BACKGROUND: Alloantibodies to red blood cell (RBC) antigens can cause significant hemolytic events. Prior studies have demonstrated that inflammatory stimuli in animal models and inflammatory states in humans, including autoimmunity and viremia, promote alloimmunization. However, molecular mechanisms underlying these findings are poorly understood. Given that Type 1 interferons (IFN-α/β) regulate antiviral immunity and autoimmune pathology, the hypothesis that IFN-α/β regulates RBC alloimmunization was tested in a murine model. STUDY DESIGN AND METHODS: Leukoreduced murine RBCs expressing the human KEL glycoprotein were transfused into control mice (WT), mice lacking the unique IFN-α/β receptor (IFNAR1–/–), or bone marrow chimeric mice lacking IFNAR1 on specific cell populations. Anti-KEL IgG production, expressed as mean fluorescence intensity (MFI), and B-cell differentiation were examined.

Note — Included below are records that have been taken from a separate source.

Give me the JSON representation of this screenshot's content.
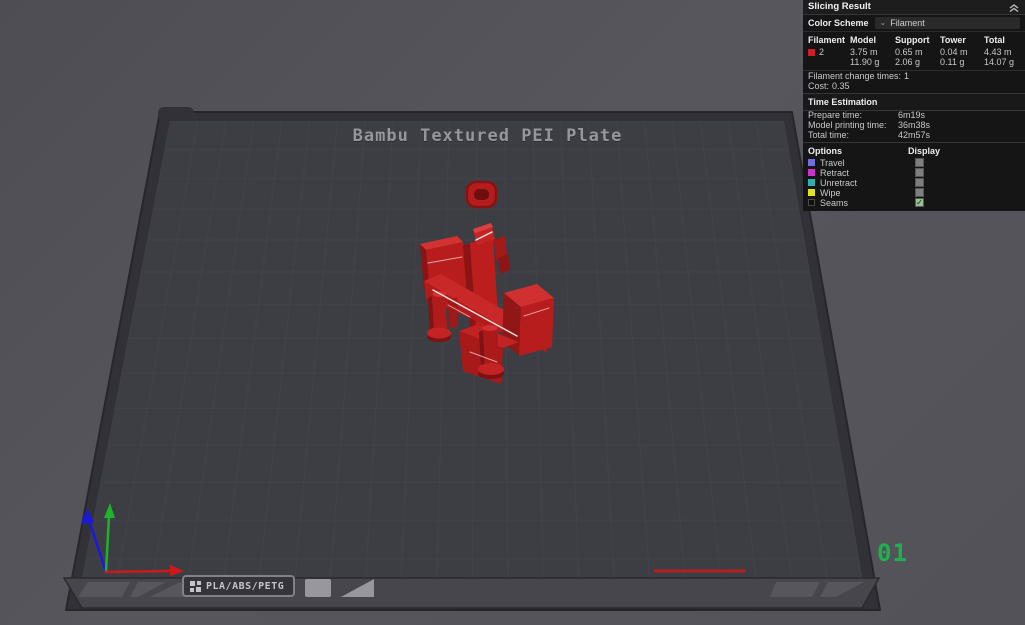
{
  "viewport": {
    "plate_label": "Bambu Textured PEI Plate",
    "plate_number": "01",
    "plate_tag": "PLA/ABS/PETG",
    "colors": {
      "model_red": "#b81d1d",
      "plate_surface": "#3d3d44",
      "plate_grid": "#47474f",
      "background": "#56565c",
      "plate_number_green": "#1fb150",
      "axis_x": "#d01818",
      "axis_y": "#1db32a",
      "axis_z": "#1a1adf"
    }
  },
  "panel": {
    "title": "Slicing Result",
    "color_scheme": {
      "label": "Color Scheme",
      "value": "Filament"
    },
    "filament_table": {
      "headers": [
        "Filament",
        "Model",
        "Support",
        "Tower",
        "Total"
      ],
      "rows": [
        {
          "filament": "2",
          "swatch_color": "#cc2025",
          "model_len": "3.75 m",
          "model_wt": "11.90 g",
          "support_len": "0.65 m",
          "support_wt": "2.06 g",
          "tower_len": "0.04 m",
          "tower_wt": "0.11 g",
          "total_len": "4.43 m",
          "total_wt": "14.07 g"
        }
      ]
    },
    "filament_change": {
      "label": "Filament change times:",
      "value": "1"
    },
    "cost": {
      "label": "Cost:",
      "value": "0.35"
    },
    "time_estimation": {
      "title": "Time Estimation",
      "rows": [
        {
          "label": "Prepare time:",
          "value": "6m19s"
        },
        {
          "label": "Model printing time:",
          "value": "36m38s"
        },
        {
          "label": "Total time:",
          "value": "42m57s"
        }
      ]
    },
    "options": {
      "title": "Options",
      "display_title": "Display",
      "items": [
        {
          "label": "Travel",
          "color": "#6e6edd",
          "checked": false
        },
        {
          "label": "Retract",
          "color": "#cc33cc",
          "checked": false
        },
        {
          "label": "Unretract",
          "color": "#2fb0b0",
          "checked": false
        },
        {
          "label": "Wipe",
          "color": "#e3e31a",
          "checked": false
        },
        {
          "label": "Seams",
          "color": "#101010",
          "checked": true
        }
      ]
    }
  }
}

RESULTS: Transfused WT mice produced anti-KEL IgG alloantibodies (peak response MFI, 50.4). However, the alloimmune response of IFNAR1–/– mice was almost completely abrogated (MFI, 4.2; p < 0.05). The response of bone marrow chimeric mice lacking IFNAR1 expression in all hematopoietic cells or specifically in B cells was also diminished (MFI, 3.8 and 5.4, respectively, compared to control chimeras, MFI, 65.6; p < 0.01). Accordingly, transfusion-induced differentiation of IFNAR1–/– B cells into germinal center B cells and plasma cells was significantly reduced, compared to WT B cells. CONCLUSIONS: This study demonstrates that B cells require signaling from IFN-α/β to produce alloantibodies to the human KEL glycoprotein in mice. These findings provide a potential mechanistic basis for inflammation-induced alloimmunization. If these findings extend to human studies, patients with IFN-α/β–associated conditions may have an elevated risk of alloimmunization and benefit from personalized transfusion protocols.
ASJC Scopus subject areas
- Immunology and Allergy